The allied army was ready for action at seven o’clock. Its right was at the enclosures between the villages of Hartum and Hahlen, and its left was touching Stemmer. On the right was the infantry of General von Spoerken’s division, and on the right of this division were the two British infantry brigades. When the British infantry formed, there was a fir-wood upon their right, in front of the 12th Regiment, through which some platoons of that regiment, and the 20th Regiment, which covered it in the second line, passed. This wood has now disappeared, and the land is under cultivation. The brigade of Brigadier-General Waldegrave formed the first line: from right to left, the regiments were the 12th, the 37th, and the 23rd. The brigade of Brigadier-General Kingsley formed the second line: from right to left, the regiments were the 20th, the 51st, and the 25th, and, beyond, were the Hanoverian battalions of Hardenberg, and two battalions of Hanoverian Guards. The brigade of Kingsley overlapped the leading brigade on both flanks.

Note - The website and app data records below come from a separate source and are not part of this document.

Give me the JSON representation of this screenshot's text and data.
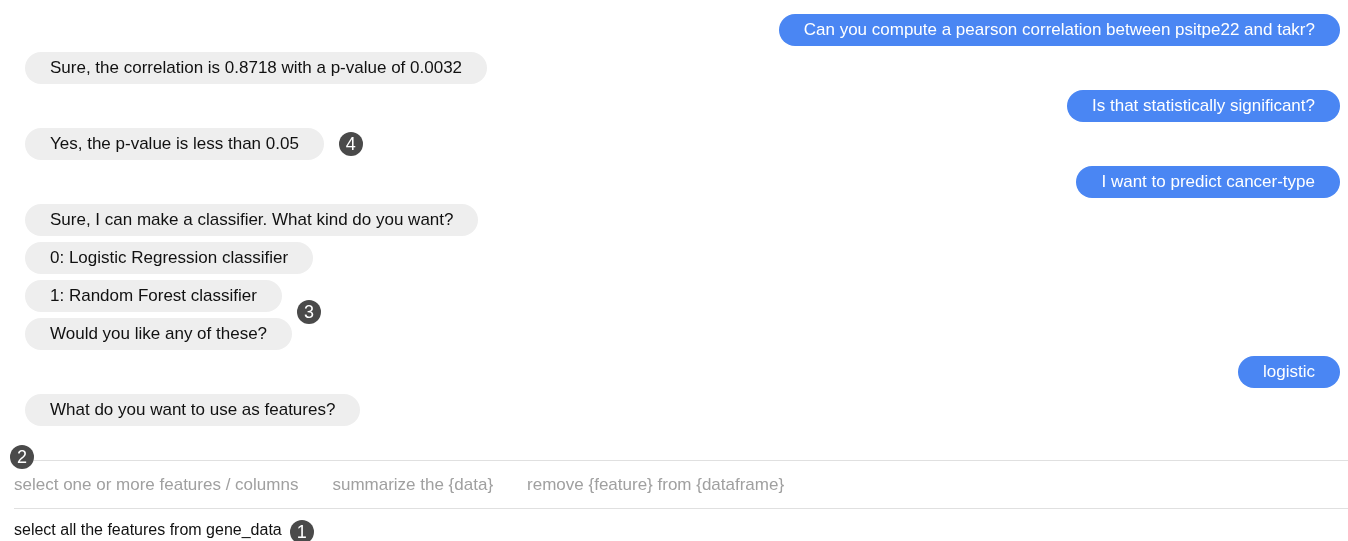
{
  "messages": [
    {
      "kind": "user",
      "text": "Can you compute a pearson correlation between psitpe22 and takr?"
    },
    {
      "kind": "bot",
      "text": "Sure, the correlation is 0.8718 with a p-value of 0.0032"
    },
    {
      "kind": "user",
      "text": "Is that statistically significant?"
    },
    {
      "kind": "bot",
      "text": "Yes, the p-value is less than 0.05",
      "marker": "4"
    },
    {
      "kind": "user",
      "text": "I want to predict cancer-type"
    },
    {
      "kind": "bot",
      "text": "Sure, I can make a classifier. What kind do you want?"
    },
    {
      "kind": "bot",
      "text": "0: Logistic Regression classifier"
    },
    {
      "kind": "bot",
      "text": "1: Random Forest classifier",
      "marker": "3"
    },
    {
      "kind": "bot",
      "text": "Would you like any of these?"
    },
    {
      "kind": "user",
      "text": "logistic"
    },
    {
      "kind": "bot",
      "text": "What do you want to use as features?"
    }
  ],
  "suggestions": {
    "marker": "2",
    "items": [
      "select one or more features / columns",
      "summarize the {data}",
      "remove {feature} from {dataframe}"
    ]
  },
  "input": {
    "value": "select all the features from gene_data",
    "marker": "1"
  }
}
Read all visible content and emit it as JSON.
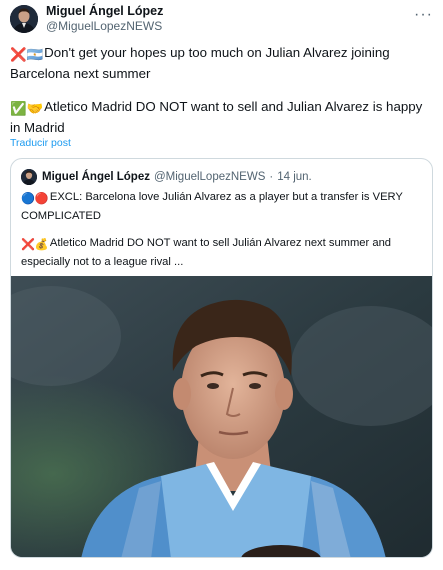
{
  "tweet": {
    "author": {
      "name": "Miguel Ángel López",
      "handle": "@MiguelLopezNEWS"
    },
    "more_label": "···",
    "paragraph1": {
      "emojis": "❌🇦🇷",
      "text": "Don't get your hopes up too much on Julian Alvarez joining Barcelona next summer"
    },
    "paragraph2": {
      "emojis": "✅🤝",
      "text": "Atletico Madrid DO NOT want to sell and Julian Alvarez is happy in Madrid"
    },
    "translate_label": "Traducir post"
  },
  "quoted": {
    "author": {
      "name": "Miguel Ángel López",
      "handle": "@MiguelLopezNEWS"
    },
    "separator": "·",
    "date": "14 jun.",
    "line1": {
      "emojis": "🔵🔴",
      "text": "EXCL: Barcelona love Julián Alvarez as a player but a transfer is VERY COMPLICATED"
    },
    "line2": {
      "emojis": "❌💰",
      "text": "Atletico Madrid DO NOT want to sell Julián Alvarez next summer and especially not to a league rival ..."
    }
  },
  "colors": {
    "link": "#1d9bf0",
    "muted": "#536471",
    "text": "#0f1419",
    "border": "#cfd9de"
  },
  "icons": [
    "author-avatar",
    "more-options-icon",
    "quoted-author-avatar",
    "player-photo"
  ]
}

Ferdinand who had watched the deployment sent an order that when the proper time had arrived, they were to advance with “drums beating”. Through some mistake in the conveying of the order, or through some misunderstanding of it, Waldegrave’s brigade did not wait a moment, but at once marched off briskly, “drums beating”. Aides-de-camp galloped to stop them. The brigade halted behind the fir-wood, where they remained for a few minutes while the second brigade was deploying. Before, however, the deployment was completed, the drums beat again a “rally”, and off they went, followed by the second line, which had lost some distance in the deployment. In the first 150 yards, they were rent by a cross-fire from 60 guns: but, this did not stop, or even retard, them. They marched off, not to receive, but to attack cavalry. They suffered heavily, but they did not waver, and they maintained a magnificent bearing. And now, the French cavalry were set in motion, and eleven squadrons poured down upon them. They stood firm until the horsemen were within ten yards’ distance, and then they poured in such a deadly volley, that the ground was covered with men and horses, and the remainder of the cavalry were scattered by the continued advances of the British and the Hanoverian infantry.

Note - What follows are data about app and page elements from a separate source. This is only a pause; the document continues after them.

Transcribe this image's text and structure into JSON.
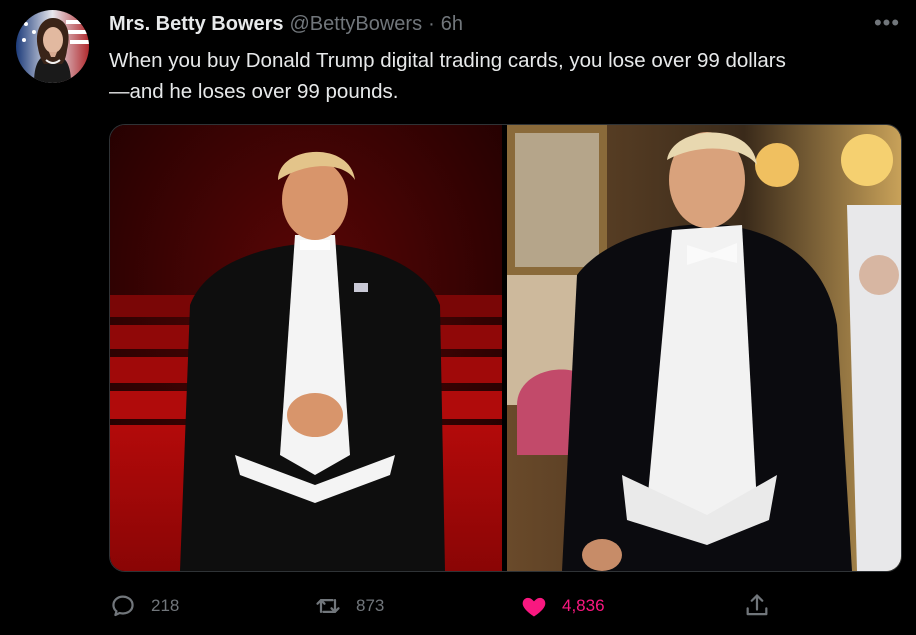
{
  "tweet": {
    "author_name": "Mrs. Betty Bowers",
    "handle": "@BettyBowers",
    "separator": "·",
    "time": "6h",
    "text_line1": "When you buy Donald Trump digital trading cards, you lose over 99 dollars",
    "text_line2": "—and he loses over 99 pounds.",
    "more_label": "•••"
  },
  "media": {
    "left_image": "digital-trading-card-render",
    "right_image": "event-photo"
  },
  "actions": {
    "reply_count": "218",
    "retweet_count": "873",
    "like_count": "4,836",
    "like_color": "#f91880"
  },
  "colors": {
    "background": "#000000",
    "text": "#e7e9ea",
    "secondary": "#71767b",
    "border": "#2f3336"
  }
}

It was at this moment that Prince Ferdinand, seeing the effect of the infantry-fire, sent an order to Lord George Sackville to bring up the cavalry of the right, and to complete the destruction of the French. Sackville at first disputed the order, and then moved forward for a short distance, and halted. A second order was sent. The cavalry remained stationary. The Saxon infantry in four brigades with thirty-two guns came forward from the left of the French cavalry, to enfilade the British brigades. Ferdinand seeing this, and unable to move Sackville with his cavalry, ordered Phillips’s brigade of heavy guns to advance and ward off the attack. Meanwhile, the French cavalry had rallied, and their second line charged the allies.

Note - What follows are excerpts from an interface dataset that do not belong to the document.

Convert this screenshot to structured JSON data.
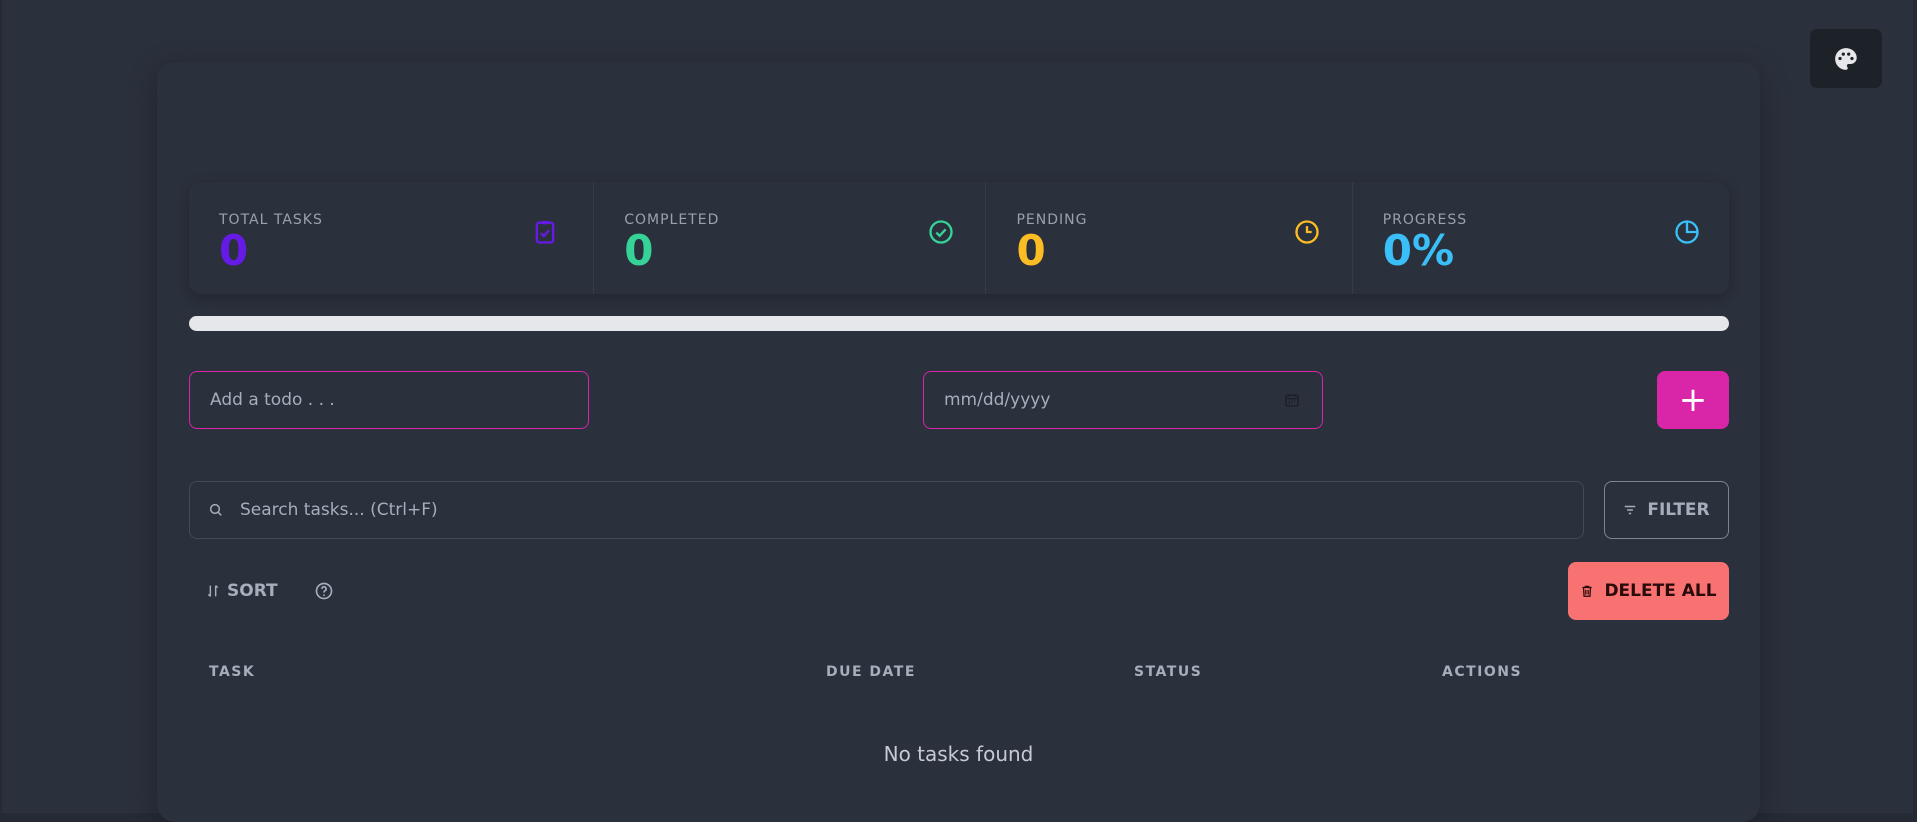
{
  "theme_button": {
    "icon": "palette-icon"
  },
  "stats": [
    {
      "title": "TOTAL TASKS",
      "value": "0",
      "color": "#661ae6",
      "icon": "clipboard-check-icon"
    },
    {
      "title": "COMPLETED",
      "value": "0",
      "color": "#36d399",
      "icon": "check-circle-icon"
    },
    {
      "title": "PENDING",
      "value": "0",
      "color": "#fbbd23",
      "icon": "clock-icon"
    },
    {
      "title": "PROGRESS",
      "value": "0%",
      "color": "#3abff8",
      "icon": "pie-chart-icon"
    }
  ],
  "progress": {
    "percent": 0
  },
  "add_form": {
    "todo_placeholder": "Add a todo . . .",
    "date_placeholder": "mm/dd/yyyy",
    "add_label": "+"
  },
  "search": {
    "placeholder": "Search tasks... (Ctrl+F)"
  },
  "filter": {
    "label": "FILTER"
  },
  "sort": {
    "label": "SORT"
  },
  "delete_all": {
    "label": "DELETE ALL"
  },
  "table": {
    "headers": [
      "TASK",
      "DUE DATE",
      "STATUS",
      "ACTIONS"
    ],
    "empty_message": "No tasks found"
  },
  "colors": {
    "accent": "#d926a9",
    "danger": "#f87272",
    "background": "#2a303c"
  }
}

Under this three-fold attack of cavalry, artillery, and infantry, the British and Hanoverian troops wavered momentarily, but, closing their ranks, they gave the second line of cavalry a volley which sent them off the field in confusion. Then they attacked the Saxon infantry, shattering and hurling them back. To save the British regiments from annihilation, Ferdinand sent once more an aide-de-camp to Sackville, telling him to bring up the “British cavalry”, imagining that there might be some latent thought of jealousy of the foreign cavalry in the mind of this officer. The message was delivered: but, not a squadron moved. Ferdinand reinforced the brigades, when a third attack on the nine battalions was made by a fresh body of French cavalry, which broke through the first line, and then, destroyed by the second, was sent flying to the rear.